A fourth dose was given by emergency medical personnel who took the man to the Penn State Milton S. Hershey Medical Center.

On Friday Feb. 16, police issued 19 citations during a six-hour traffic detail from 4 to 10 p.m. The detail started on North Union Street and later moved to West Main Street near the Wells Fargo Bank.

Most of the violations were for speeding, careless driving, and failing to obey a traffic control device. Police made one arrest for DUI and drug possession.

The 11 citations from the Feb. 2 detail totaled $1,746, while the 19 citations from the Feb. 16 detail netted $3,472.50.

That sounds like a lot of money going to police, but that’s not true, Castro said. “Popular misconceptions that traffic citations generate revenue for the borough are false.”

The borough gets 50 percent of the fine portion of the citation.

For example, if a driver gets a $141.50 citation for running a stop sign, the fine accounts for $25. The rest goes to emergency medical services and for court costs.

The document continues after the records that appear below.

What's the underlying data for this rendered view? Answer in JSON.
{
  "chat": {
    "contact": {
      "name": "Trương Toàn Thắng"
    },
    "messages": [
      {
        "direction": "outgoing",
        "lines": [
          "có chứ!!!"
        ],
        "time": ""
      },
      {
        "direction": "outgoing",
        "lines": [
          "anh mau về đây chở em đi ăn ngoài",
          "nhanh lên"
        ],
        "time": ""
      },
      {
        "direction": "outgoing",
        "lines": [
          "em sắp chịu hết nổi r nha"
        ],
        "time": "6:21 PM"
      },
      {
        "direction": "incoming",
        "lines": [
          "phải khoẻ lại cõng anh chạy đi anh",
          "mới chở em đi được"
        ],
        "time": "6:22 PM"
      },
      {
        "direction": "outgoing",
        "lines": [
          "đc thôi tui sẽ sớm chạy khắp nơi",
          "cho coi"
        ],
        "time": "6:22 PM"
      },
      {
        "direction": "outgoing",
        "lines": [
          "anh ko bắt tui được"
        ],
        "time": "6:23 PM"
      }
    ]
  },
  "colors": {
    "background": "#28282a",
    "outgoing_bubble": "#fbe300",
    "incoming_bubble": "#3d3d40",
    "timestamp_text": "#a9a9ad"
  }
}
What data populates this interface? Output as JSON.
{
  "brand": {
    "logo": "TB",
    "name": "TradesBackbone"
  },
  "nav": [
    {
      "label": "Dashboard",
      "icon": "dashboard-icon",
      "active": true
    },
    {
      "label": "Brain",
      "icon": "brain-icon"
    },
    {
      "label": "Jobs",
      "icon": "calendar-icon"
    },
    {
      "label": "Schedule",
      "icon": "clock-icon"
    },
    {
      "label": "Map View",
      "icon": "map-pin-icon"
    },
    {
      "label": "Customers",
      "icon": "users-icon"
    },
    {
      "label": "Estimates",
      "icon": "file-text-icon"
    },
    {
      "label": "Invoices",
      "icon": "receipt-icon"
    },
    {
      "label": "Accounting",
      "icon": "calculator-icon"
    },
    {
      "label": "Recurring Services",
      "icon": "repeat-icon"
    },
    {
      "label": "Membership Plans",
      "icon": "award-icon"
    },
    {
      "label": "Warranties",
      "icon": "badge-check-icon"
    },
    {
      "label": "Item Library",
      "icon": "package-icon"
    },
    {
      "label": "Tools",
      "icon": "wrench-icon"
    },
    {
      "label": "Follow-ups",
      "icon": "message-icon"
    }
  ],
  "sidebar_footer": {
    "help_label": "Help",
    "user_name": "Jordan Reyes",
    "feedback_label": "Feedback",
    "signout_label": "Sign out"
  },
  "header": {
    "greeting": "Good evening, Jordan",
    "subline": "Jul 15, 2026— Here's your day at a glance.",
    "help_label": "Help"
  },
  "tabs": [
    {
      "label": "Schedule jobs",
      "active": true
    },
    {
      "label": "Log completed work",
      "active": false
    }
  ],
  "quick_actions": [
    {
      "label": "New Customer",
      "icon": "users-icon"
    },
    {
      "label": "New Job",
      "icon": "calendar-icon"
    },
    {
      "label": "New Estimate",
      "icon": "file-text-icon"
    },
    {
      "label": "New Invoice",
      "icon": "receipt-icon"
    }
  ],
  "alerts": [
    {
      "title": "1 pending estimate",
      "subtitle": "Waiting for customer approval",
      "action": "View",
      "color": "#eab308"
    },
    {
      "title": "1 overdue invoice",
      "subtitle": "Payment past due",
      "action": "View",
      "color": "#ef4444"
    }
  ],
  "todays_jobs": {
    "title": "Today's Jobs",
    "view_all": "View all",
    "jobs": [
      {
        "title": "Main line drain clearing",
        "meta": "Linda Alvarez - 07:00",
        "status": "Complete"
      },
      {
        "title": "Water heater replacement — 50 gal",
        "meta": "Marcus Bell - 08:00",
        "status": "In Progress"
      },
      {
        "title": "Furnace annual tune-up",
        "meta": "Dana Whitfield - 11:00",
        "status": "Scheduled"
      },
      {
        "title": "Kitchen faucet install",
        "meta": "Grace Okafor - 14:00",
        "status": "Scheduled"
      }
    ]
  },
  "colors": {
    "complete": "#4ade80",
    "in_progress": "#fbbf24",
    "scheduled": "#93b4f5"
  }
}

That leaves the borough’s take at $12.50, which the borough gets only after the motorist agrees to pay the citation, or is found guilty.

If the motorist fights the citation before the district judge, “in most cases an officer will be required to attend a court hearing for an issued citation meaning the $12.50 would not cover the majority of expenses the borough incurs during a traffic detail,” Castro told the Press & Journal.

In some cases two officers may have to attend a hearing. Then, a traffic ticket may end up costing the borough money, especially if one or more of the officers has to be paid overtime, said Patrol Officer Mark Laudenslager, MPD spokesman.

The traffic detail is not about generating revenue, but “to address traffic conditions” in Middletown, Mouchette said.

In addition, the details create a “large presence” of uniformed officers that serves to deter overall criminal activity, Castro said.